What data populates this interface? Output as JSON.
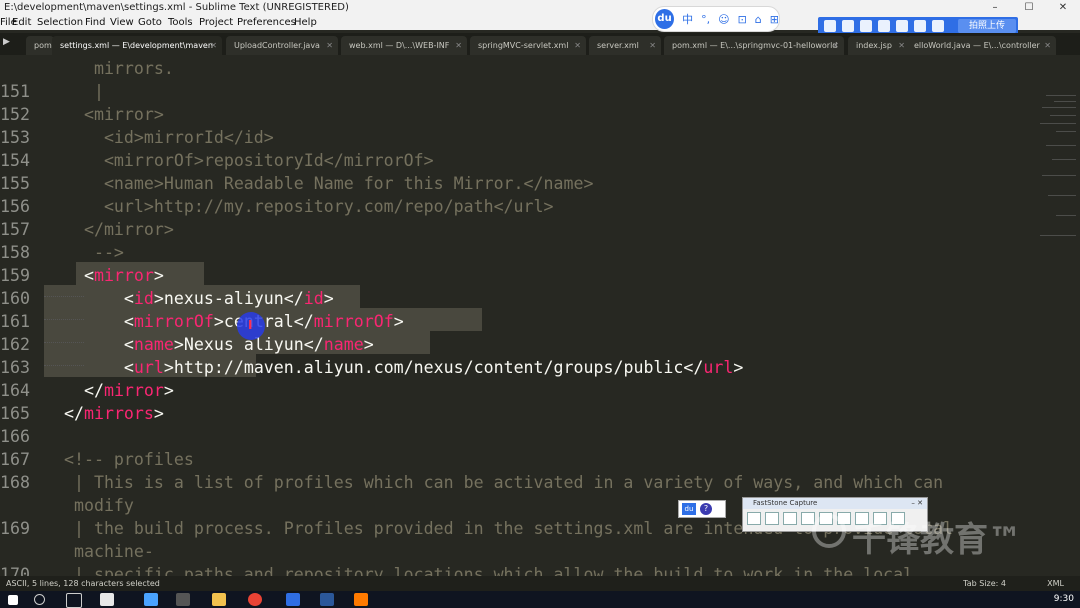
{
  "window": {
    "title": "E:\\development\\maven\\settings.xml - Sublime Text (UNREGISTERED)",
    "controls": [
      "–",
      "☐",
      "✕"
    ]
  },
  "menu": [
    "File",
    "Edit",
    "Selection",
    "Find",
    "View",
    "Goto",
    "Tools",
    "Project",
    "Preferences",
    "Help"
  ],
  "du_widget": {
    "logo": "du",
    "items": [
      "中",
      "°,",
      "☺",
      "⊡",
      "⌂",
      "⊞"
    ]
  },
  "upload_toolbar": {
    "label": "拍照上传"
  },
  "tabs": [
    {
      "label": "pom",
      "active": false
    },
    {
      "label": "settings.xml — E\\development\\maven",
      "active": true
    },
    {
      "label": "UploadController.java",
      "active": false
    },
    {
      "label": "web.xml — D\\...\\WEB-INF",
      "active": false
    },
    {
      "label": "springMVC-servlet.xml",
      "active": false
    },
    {
      "label": "server.xml",
      "active": false
    },
    {
      "label": "pom.xml — E\\...\\springmvc-01-helloworld",
      "active": false
    },
    {
      "label": "index.jsp",
      "active": false
    },
    {
      "label": "elloWorld.java — E\\...\\controller",
      "active": false
    }
  ],
  "editor": {
    "lines": [
      {
        "num": "",
        "parts": [
          [
            "c-com",
            "     mirrors."
          ]
        ]
      },
      {
        "num": "151",
        "parts": [
          [
            "c-com",
            "     |"
          ]
        ]
      },
      {
        "num": "152",
        "parts": [
          [
            "c-com",
            "    <mirror>"
          ]
        ]
      },
      {
        "num": "153",
        "parts": [
          [
            "c-com",
            "      <id>mirrorId</id>"
          ]
        ]
      },
      {
        "num": "154",
        "parts": [
          [
            "c-com",
            "      <mirrorOf>repositoryId</mirrorOf>"
          ]
        ]
      },
      {
        "num": "155",
        "parts": [
          [
            "c-com",
            "      <name>Human Readable Name for this Mirror.</name>"
          ]
        ]
      },
      {
        "num": "156",
        "parts": [
          [
            "c-com",
            "      <url>http://my.repository.com/repo/path</url>"
          ]
        ]
      },
      {
        "num": "157",
        "parts": [
          [
            "c-com",
            "    </mirror>"
          ]
        ]
      },
      {
        "num": "158",
        "parts": [
          [
            "c-com",
            "     -->"
          ]
        ]
      },
      {
        "num": "159",
        "parts": [
          [
            "c-txt",
            "    <"
          ],
          [
            "c-tag",
            "mirror"
          ],
          [
            "c-txt",
            ">"
          ]
        ]
      },
      {
        "num": "160",
        "parts": [
          [
            "c-txt",
            "        <"
          ],
          [
            "c-tag",
            "id"
          ],
          [
            "c-txt",
            ">nexus-aliyun</"
          ],
          [
            "c-tag",
            "id"
          ],
          [
            "c-txt",
            ">"
          ]
        ]
      },
      {
        "num": "161",
        "parts": [
          [
            "c-txt",
            "        <"
          ],
          [
            "c-tag",
            "mirrorOf"
          ],
          [
            "c-txt",
            ">central</"
          ],
          [
            "c-tag",
            "mirrorOf"
          ],
          [
            "c-txt",
            ">"
          ]
        ]
      },
      {
        "num": "162",
        "parts": [
          [
            "c-txt",
            "        <"
          ],
          [
            "c-tag",
            "name"
          ],
          [
            "c-txt",
            ">Nexus aliyun</"
          ],
          [
            "c-tag",
            "name"
          ],
          [
            "c-txt",
            ">"
          ]
        ]
      },
      {
        "num": "163",
        "parts": [
          [
            "c-txt",
            "        <"
          ],
          [
            "c-tag",
            "url"
          ],
          [
            "c-txt",
            ">http://maven.aliyun.com/nexus/content/groups/public</"
          ],
          [
            "c-tag",
            "url"
          ],
          [
            "c-txt",
            ">"
          ]
        ]
      },
      {
        "num": "164",
        "parts": [
          [
            "c-txt",
            "    </"
          ],
          [
            "c-tag",
            "mirror"
          ],
          [
            "c-txt",
            ">"
          ]
        ]
      },
      {
        "num": "165",
        "parts": [
          [
            "c-txt",
            "  </"
          ],
          [
            "c-tag",
            "mirrors"
          ],
          [
            "c-txt",
            ">"
          ]
        ]
      },
      {
        "num": "166",
        "parts": [
          [
            "c-txt",
            ""
          ]
        ]
      },
      {
        "num": "167",
        "parts": [
          [
            "c-com",
            "  <!-- profiles"
          ]
        ]
      },
      {
        "num": "168",
        "parts": [
          [
            "c-com",
            "   | This is a list of profiles which can be activated in a variety of ways, and which can"
          ]
        ]
      },
      {
        "num": "",
        "parts": [
          [
            "c-com",
            "   modify"
          ]
        ]
      },
      {
        "num": "169",
        "parts": [
          [
            "c-com",
            "   | the build process. Profiles provided in the settings.xml are intended to provide local"
          ]
        ]
      },
      {
        "num": "",
        "parts": [
          [
            "c-com",
            "   machine-"
          ]
        ]
      },
      {
        "num": "170",
        "parts": [
          [
            "c-com",
            "   | specific paths and repository locations which allow the build to work in the local"
          ]
        ]
      }
    ],
    "selected_rows": [
      9,
      10,
      11,
      12,
      13
    ]
  },
  "faststone": {
    "title": "FastStone Capture"
  },
  "watermark": {
    "text": "千锋教育™"
  },
  "status": {
    "left": "ASCII, 5 lines, 128 characters selected",
    "tab_size": "Tab Size: 4",
    "syntax": "XML"
  },
  "taskbar": {
    "time": "9:30"
  },
  "colors": {
    "background": "#272822",
    "tag": "#f92672",
    "comment": "#75715e",
    "text": "#f8f8f2",
    "selection": "#49483e"
  }
}
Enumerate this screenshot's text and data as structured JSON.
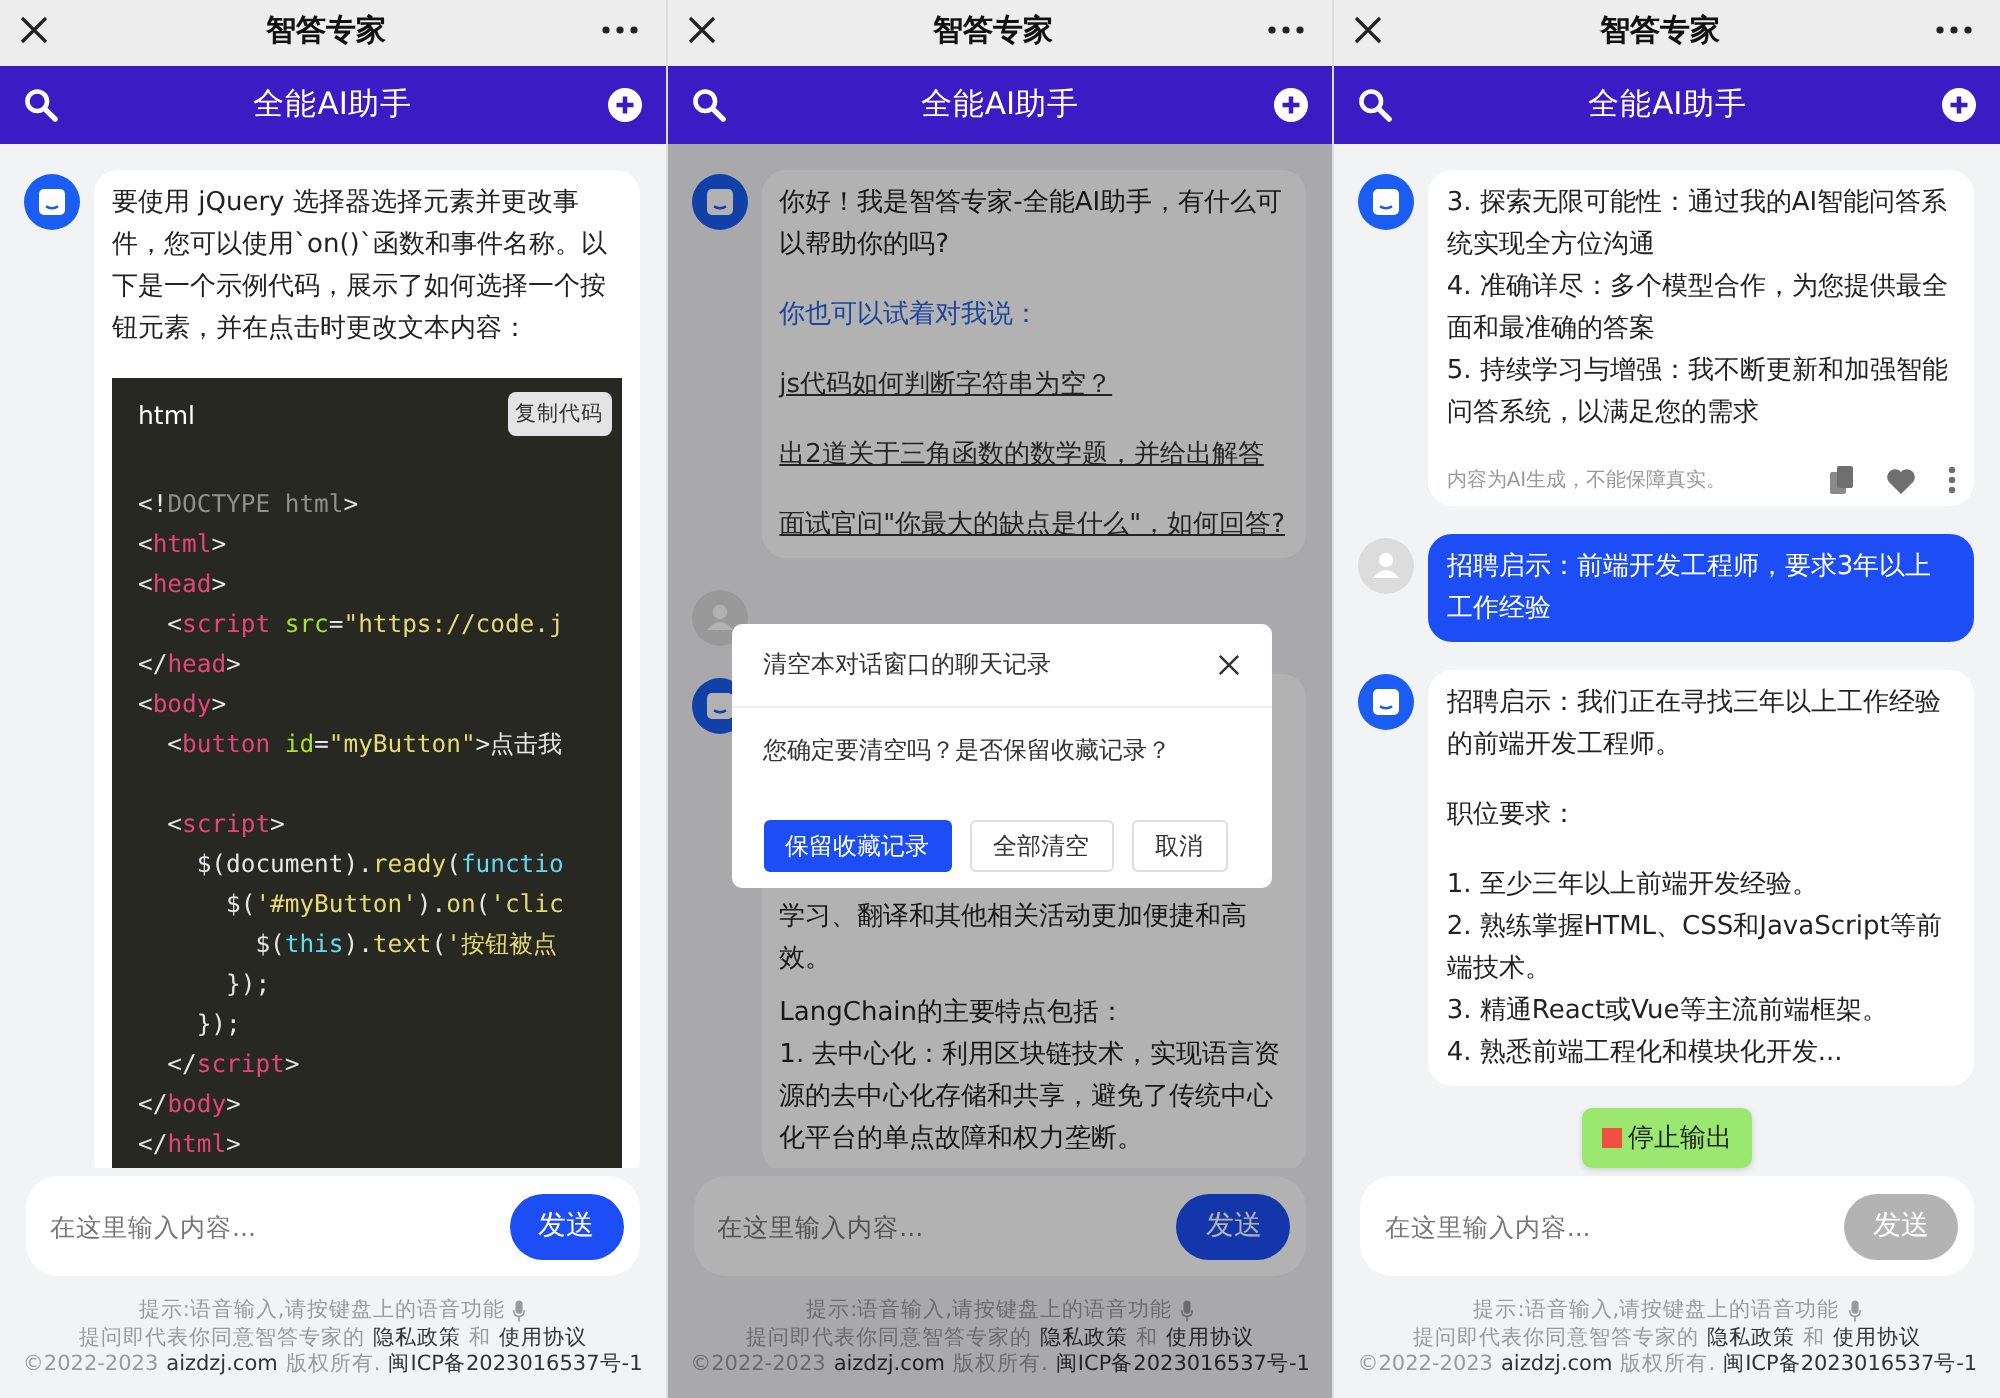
{
  "panels": [
    {
      "top_bar": {
        "title": "智答专家"
      },
      "header": {
        "title": "全能AI助手"
      },
      "dimmed": false,
      "messages": [
        {
          "kind": "ai",
          "hidden_top": false,
          "blocks": [
            {
              "kind": "text",
              "text": "要使用 jQuery 选择器选择元素并更改事件，您可以使用`on()`函数和事件名称。以下是一个示例代码，展示了如何选择一个按钮元素，并在点击时更改文本内容："
            },
            {
              "kind": "code",
              "language": "html",
              "copy_label": "复制代码",
              "lines": [
                {
                  "kind": "code",
                  "tokens": [
                    {
                      "kind": "plain",
                      "text": "<!"
                    },
                    {
                      "kind": "doctype",
                      "text": "DOCTYPE html"
                    },
                    {
                      "kind": "plain",
                      "text": ">"
                    }
                  ]
                },
                {
                  "kind": "code",
                  "tokens": [
                    {
                      "kind": "plain",
                      "text": "<"
                    },
                    {
                      "kind": "tag",
                      "text": "html"
                    },
                    {
                      "kind": "plain",
                      "text": ">"
                    }
                  ]
                },
                {
                  "kind": "code",
                  "tokens": [
                    {
                      "kind": "plain",
                      "text": "<"
                    },
                    {
                      "kind": "tag",
                      "text": "head"
                    },
                    {
                      "kind": "plain",
                      "text": ">"
                    }
                  ]
                },
                {
                  "kind": "code",
                  "tokens": [
                    {
                      "kind": "plain",
                      "text": "  <"
                    },
                    {
                      "kind": "tag",
                      "text": "script"
                    },
                    {
                      "kind": "attr",
                      "text": " src"
                    },
                    {
                      "kind": "plain",
                      "text": "="
                    },
                    {
                      "kind": "string",
                      "text": "\"https://code.j"
                    }
                  ]
                },
                {
                  "kind": "code",
                  "tokens": [
                    {
                      "kind": "plain",
                      "text": "</"
                    },
                    {
                      "kind": "tag",
                      "text": "head"
                    },
                    {
                      "kind": "plain",
                      "text": ">"
                    }
                  ]
                },
                {
                  "kind": "code",
                  "tokens": [
                    {
                      "kind": "plain",
                      "text": "<"
                    },
                    {
                      "kind": "tag",
                      "text": "body"
                    },
                    {
                      "kind": "plain",
                      "text": ">"
                    }
                  ]
                },
                {
                  "kind": "code",
                  "tokens": [
                    {
                      "kind": "plain",
                      "text": "  <"
                    },
                    {
                      "kind": "tag",
                      "text": "button"
                    },
                    {
                      "kind": "attr",
                      "text": " id"
                    },
                    {
                      "kind": "plain",
                      "text": "="
                    },
                    {
                      "kind": "string",
                      "text": "\"myButton\""
                    },
                    {
                      "kind": "plain",
                      "text": ">点击我"
                    }
                  ]
                },
                {
                  "kind": "blank"
                },
                {
                  "kind": "code",
                  "tokens": [
                    {
                      "kind": "plain",
                      "text": "  <"
                    },
                    {
                      "kind": "tag",
                      "text": "script"
                    },
                    {
                      "kind": "plain",
                      "text": ">"
                    }
                  ]
                },
                {
                  "kind": "code",
                  "tokens": [
                    {
                      "kind": "plain",
                      "text": "    $(document)."
                    },
                    {
                      "kind": "method",
                      "text": "ready"
                    },
                    {
                      "kind": "plain",
                      "text": "("
                    },
                    {
                      "kind": "keyword",
                      "text": "functio"
                    }
                  ]
                },
                {
                  "kind": "code",
                  "tokens": [
                    {
                      "kind": "plain",
                      "text": "      $("
                    },
                    {
                      "kind": "string",
                      "text": "'#myButton'"
                    },
                    {
                      "kind": "plain",
                      "text": ")."
                    },
                    {
                      "kind": "method",
                      "text": "on"
                    },
                    {
                      "kind": "plain",
                      "text": "("
                    },
                    {
                      "kind": "string",
                      "text": "'clic"
                    }
                  ]
                },
                {
                  "kind": "code",
                  "tokens": [
                    {
                      "kind": "plain",
                      "text": "        $("
                    },
                    {
                      "kind": "keyword",
                      "text": "this"
                    },
                    {
                      "kind": "plain",
                      "text": ")."
                    },
                    {
                      "kind": "method",
                      "text": "text"
                    },
                    {
                      "kind": "plain",
                      "text": "("
                    },
                    {
                      "kind": "string",
                      "text": "'按钮被点"
                    }
                  ]
                },
                {
                  "kind": "code",
                  "tokens": [
                    {
                      "kind": "plain",
                      "text": "      });"
                    }
                  ]
                },
                {
                  "kind": "code",
                  "tokens": [
                    {
                      "kind": "plain",
                      "text": "    });"
                    }
                  ]
                },
                {
                  "kind": "code",
                  "tokens": [
                    {
                      "kind": "plain",
                      "text": "  </"
                    },
                    {
                      "kind": "tag",
                      "text": "script"
                    },
                    {
                      "kind": "plain",
                      "text": ">"
                    }
                  ]
                },
                {
                  "kind": "code",
                  "tokens": [
                    {
                      "kind": "plain",
                      "text": "</"
                    },
                    {
                      "kind": "tag",
                      "text": "body"
                    },
                    {
                      "kind": "plain",
                      "text": ">"
                    }
                  ]
                },
                {
                  "kind": "code",
                  "tokens": [
                    {
                      "kind": "plain",
                      "text": "</"
                    },
                    {
                      "kind": "tag",
                      "text": "html"
                    },
                    {
                      "kind": "plain",
                      "text": ">"
                    }
                  ]
                }
              ]
            }
          ]
        }
      ],
      "input": {
        "placeholder": "在这里输入内容...",
        "send_label": "发送",
        "send_disabled": false
      },
      "footer": {
        "hint": "提示:语音输入,请按键盘上的语音功能",
        "lines": [
          [
            {
              "kind": "plain",
              "text": "提问即代表你同意智答专家的"
            },
            {
              "kind": "link",
              "text": "隐私政策"
            },
            {
              "kind": "plain",
              "text": "和"
            },
            {
              "kind": "link",
              "text": "使用协议"
            }
          ],
          [
            {
              "kind": "plain",
              "text": "©2022-2023"
            },
            {
              "kind": "link",
              "text": "aizdzj.com"
            },
            {
              "kind": "plain",
              "text": "版权所有."
            },
            {
              "kind": "link",
              "text": "闽ICP备2023016537号-1"
            }
          ]
        ]
      }
    },
    {
      "top_bar": {
        "title": "智答专家"
      },
      "header": {
        "title": "全能AI助手"
      },
      "dimmed": true,
      "messages": [
        {
          "kind": "ai",
          "hidden_top": false,
          "blocks": [
            {
              "kind": "text",
              "text": "你好！我是智答专家-全能AI助手，有什么可以帮助你的吗?"
            },
            {
              "kind": "prompt",
              "text": "你也可以试着对我说："
            },
            {
              "kind": "link",
              "text": "js代码如何判断字符串为空？"
            },
            {
              "kind": "link",
              "text": "出2道关于三角函数的数学题，并给出解答"
            },
            {
              "kind": "link",
              "text": "面试官问\"你最大的缺点是什么\"，如何回答?"
            }
          ]
        },
        {
          "kind": "user"
        },
        {
          "kind": "ai",
          "hidden_top": true,
          "blocks": [
            {
              "kind": "text",
              "text": "学习、翻译和其他相关活动更加便捷和高效。"
            },
            {
              "kind": "list",
              "items": [
                "LangChain的主要特点包括：",
                "1. 去中心化：利用区块链技术，实现语言资源的去中心化存储和共享，避免了传统中心化平台的单点故障和权力垄断。"
              ]
            }
          ]
        }
      ],
      "dialog": {
        "title": "清空本对话窗口的聊天记录",
        "message": "您确定要清空吗？是否保留收藏记录？",
        "buttons": [
          {
            "kind": "primary",
            "label": "保留收藏记录"
          },
          {
            "kind": "secondary",
            "label": "全部清空"
          },
          {
            "kind": "secondary",
            "label": "取消"
          }
        ]
      },
      "input": {
        "placeholder": "在这里输入内容...",
        "send_label": "发送",
        "send_disabled": false
      },
      "footer": {
        "hint": "提示:语音输入,请按键盘上的语音功能",
        "lines": [
          [
            {
              "kind": "plain",
              "text": "提问即代表你同意智答专家的"
            },
            {
              "kind": "link",
              "text": "隐私政策"
            },
            {
              "kind": "plain",
              "text": "和"
            },
            {
              "kind": "link",
              "text": "使用协议"
            }
          ],
          [
            {
              "kind": "plain",
              "text": "©2022-2023"
            },
            {
              "kind": "link",
              "text": "aizdzj.com"
            },
            {
              "kind": "plain",
              "text": "版权所有."
            },
            {
              "kind": "link",
              "text": "闽ICP备2023016537号-1"
            }
          ]
        ]
      }
    },
    {
      "top_bar": {
        "title": "智答专家"
      },
      "header": {
        "title": "全能AI助手"
      },
      "dimmed": false,
      "messages": [
        {
          "kind": "ai",
          "hidden_top": false,
          "blocks": [
            {
              "kind": "list",
              "items": [
                "3. 探索无限可能性：通过我的AI智能问答系统实现全方位沟通",
                "4. 准确详尽：多个模型合作，为您提供最全面和最准确的答案",
                "5. 持续学习与增强：我不断更新和加强智能问答系统，以满足您的需求"
              ]
            },
            {
              "kind": "note",
              "text": "内容为AI生成，不能保障真实。"
            }
          ]
        },
        {
          "kind": "user",
          "text": "招聘启示：前端开发工程师，要求3年以上工作经验"
        },
        {
          "kind": "ai",
          "hidden_top": false,
          "blocks": [
            {
              "kind": "text",
              "text": "招聘启示：我们正在寻找三年以上工作经验的前端开发工程师。"
            },
            {
              "kind": "text",
              "text": "职位要求："
            },
            {
              "kind": "list",
              "items": [
                "1. 至少三年以上前端开发经验。",
                "2. 熟练掌握HTML、CSS和JavaScript等前端技术。",
                "3. 精通React或Vue等主流前端框架。",
                "4. 熟悉前端工程化和模块化开发..."
              ]
            }
          ]
        }
      ],
      "stop_button": {
        "label": "停止输出"
      },
      "input": {
        "placeholder": "在这里输入内容...",
        "send_label": "发送",
        "send_disabled": true
      },
      "footer": {
        "hint": "提示:语音输入,请按键盘上的语音功能",
        "lines": [
          [
            {
              "kind": "plain",
              "text": "提问即代表你同意智答专家的"
            },
            {
              "kind": "link",
              "text": "隐私政策"
            },
            {
              "kind": "plain",
              "text": "和"
            },
            {
              "kind": "link",
              "text": "使用协议"
            }
          ],
          [
            {
              "kind": "plain",
              "text": "©2022-2023"
            },
            {
              "kind": "link",
              "text": "aizdzj.com"
            },
            {
              "kind": "plain",
              "text": "版权所有."
            },
            {
              "kind": "link",
              "text": "闽ICP备2023016537号-1"
            }
          ]
        ]
      }
    }
  ]
}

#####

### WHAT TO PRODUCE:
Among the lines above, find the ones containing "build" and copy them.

### EXPECTED OUTPUT:
            "   | the build process. Profiles provided in the settings.xml are intended to provide local"
            "   | specific paths and repository locations which allow the build to work in the local"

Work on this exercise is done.